The move of Garrett Jones to first base will help. Jones is a platoon player, hitting for an .821 OPS against right-handers this year, compared to a .660 OPS against left-handers. McGehee was also a platoon player, with an .807 OPS against left-handers, compared to a .616 OPS against right-handers. The outfield situation put Jones as the starter too often, even against left-handers. That made McGehee more of a full time starter. The addition of Snider and Marte moves Jones to first base full time. Gaby Sanchez is a better platoon option than McGehee, with a career .878 OPS against left-handers, and a .715 OPS against right-handers. Just going back to the platoon at first base upgrades the offense. But the left-handed side of that platoon received a boost with the addition of Sanchez, replacing McGehee.
Grading the Deadline Moves
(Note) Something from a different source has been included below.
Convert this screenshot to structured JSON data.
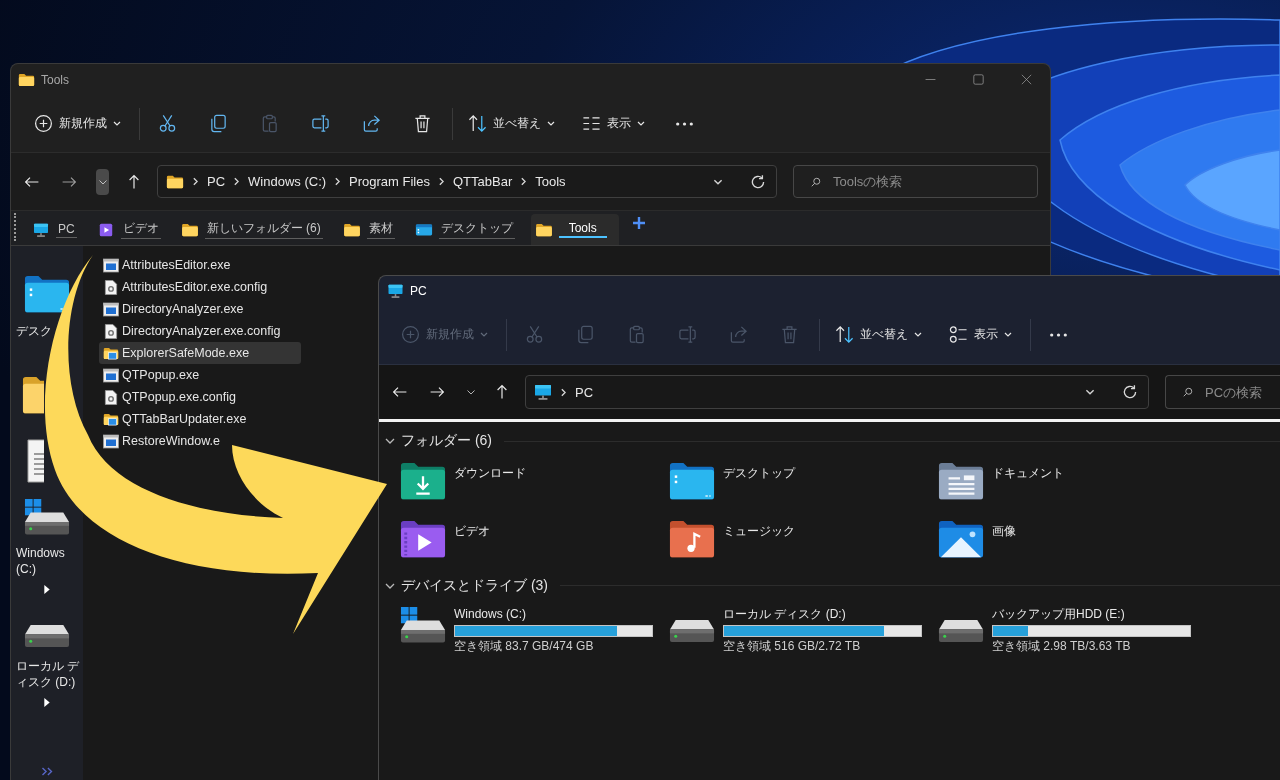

The Pirates upgraded their rotation. They upgraded two outfield spots, although the significance of the upgrades won’t be known until we see what Marte and Snider can do. The addition of the outfielders moved Garrett Jones to first base, and the addition of Gaby Sanchez could create a strong platoon. The additions also push Alex Presley to the bench, giving the Pirates a strong fourth outfielder. The one downgrade came in the bullpen, although that’s a small price to pay when the overall result is upgrading in all of these other areas.
Wandy Rodriguez is the one move that has that “making a splash” feel. None of the other moves stand out as massive improvements. But the Pirates did make improvements here, upgrading two outfield spots, their first base spot, their rotation, and their bench. They upgraded over a team that was already 58-44 on the year, so it’s not like they needed a massive upgrade to be competitive.
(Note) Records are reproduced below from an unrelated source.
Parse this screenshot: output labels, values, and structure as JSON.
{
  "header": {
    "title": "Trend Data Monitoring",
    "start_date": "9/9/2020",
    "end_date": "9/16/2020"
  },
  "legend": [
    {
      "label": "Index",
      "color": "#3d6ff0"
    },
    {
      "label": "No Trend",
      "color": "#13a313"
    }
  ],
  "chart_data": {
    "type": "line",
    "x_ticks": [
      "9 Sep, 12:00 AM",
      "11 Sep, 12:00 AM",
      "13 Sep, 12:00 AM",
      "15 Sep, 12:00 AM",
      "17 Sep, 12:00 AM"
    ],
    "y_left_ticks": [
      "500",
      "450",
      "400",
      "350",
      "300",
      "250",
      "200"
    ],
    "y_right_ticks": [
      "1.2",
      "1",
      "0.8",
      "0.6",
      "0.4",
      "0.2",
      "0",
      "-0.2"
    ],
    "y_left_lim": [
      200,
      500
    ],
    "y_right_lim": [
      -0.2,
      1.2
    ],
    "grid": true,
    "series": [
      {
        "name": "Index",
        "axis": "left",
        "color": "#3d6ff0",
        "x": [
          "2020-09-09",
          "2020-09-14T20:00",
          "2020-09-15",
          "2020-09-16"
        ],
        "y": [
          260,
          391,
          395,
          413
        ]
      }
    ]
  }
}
The best part was that they did all of this without sacrificing the future by dealing away any top prospects. They kept their top six prospects, and the biggest prospect they lost was Robbie Grossman. The loss of Grossman was eased with the addition of Snider. With Snider joining Marte on the roster for the next few years, there would have been less of a need for Grossman. Along with keeping their top prospects, the Pirates added to their future at the major league level with guys like Snider and Sanchez under team control for multiple years.
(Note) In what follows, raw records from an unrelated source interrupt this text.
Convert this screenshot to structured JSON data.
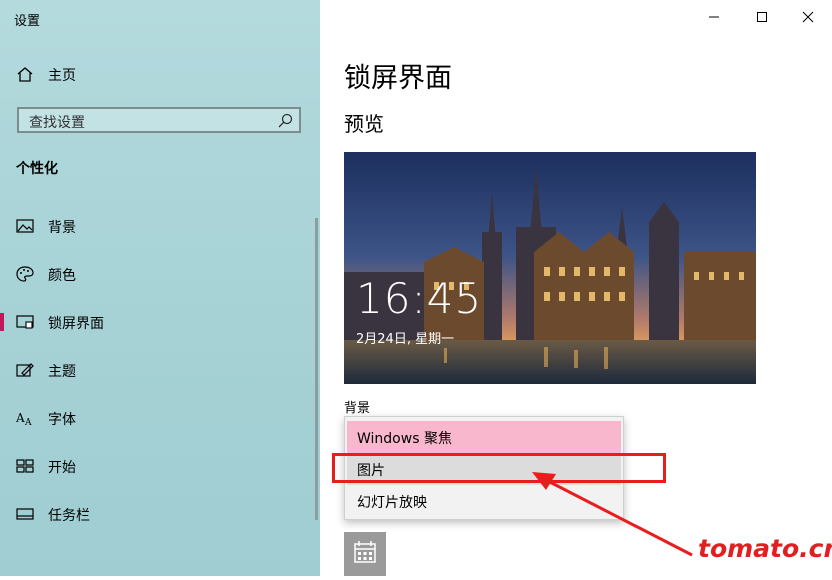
{
  "window": {
    "title": "设置"
  },
  "sidebar": {
    "home": "主页",
    "search_placeholder": "查找设置",
    "section": "个性化",
    "items": [
      {
        "label": "背景",
        "icon": "image-icon"
      },
      {
        "label": "颜色",
        "icon": "palette-icon"
      },
      {
        "label": "锁屏界面",
        "icon": "lock-screen-icon",
        "active": true
      },
      {
        "label": "主题",
        "icon": "theme-icon"
      },
      {
        "label": "字体",
        "icon": "font-icon"
      },
      {
        "label": "开始",
        "icon": "start-icon"
      },
      {
        "label": "任务栏",
        "icon": "taskbar-icon"
      }
    ]
  },
  "main": {
    "title": "锁屏界面",
    "preview_heading": "预览",
    "preview": {
      "time": "16:45",
      "date": "2月24日, 星期一"
    },
    "background_label": "背景",
    "dropdown_options": [
      "Windows 聚焦",
      "图片",
      "幻灯片放映"
    ],
    "selected_option": "Windows 聚焦",
    "hovered_option": "图片"
  },
  "watermark": "tomato.cm",
  "colors": {
    "accent": "#c2185b",
    "selection": "#f8b7cc",
    "annotation": "#ea1c1c"
  }
}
Looking around the division, the Pirates were pretty much alone in making deadline moves. The Cincinnati Reds only made one move, adding reliever Jonathan Broxton. The Cardinals, sitting four games back from the Pirates, added relief pitcher Edward Mujica. So not only did the Pirates provide small upgrades to their team in several areas, but their division opponents didn’t make any big upgrades.
The big upgrades came in the NL West. The Giants added Hunter Pence and Marco Scutaro. The Dodgers added Hanley Ramirez, Shane Victorino, Randy Choate, and Brandon League. In the Wild Card race, the Braves added Paul Maholm and Reed Johnson. If the Pirates can’t win their division, they’ll likely be competing with two of these teams for one of the Wild Card spots. Considering the Pirates are already in position for one of the Wild Card spots, their upgrades at the deadline, even if they’re small, should help them counter any “arms race” from the other potential playoff teams.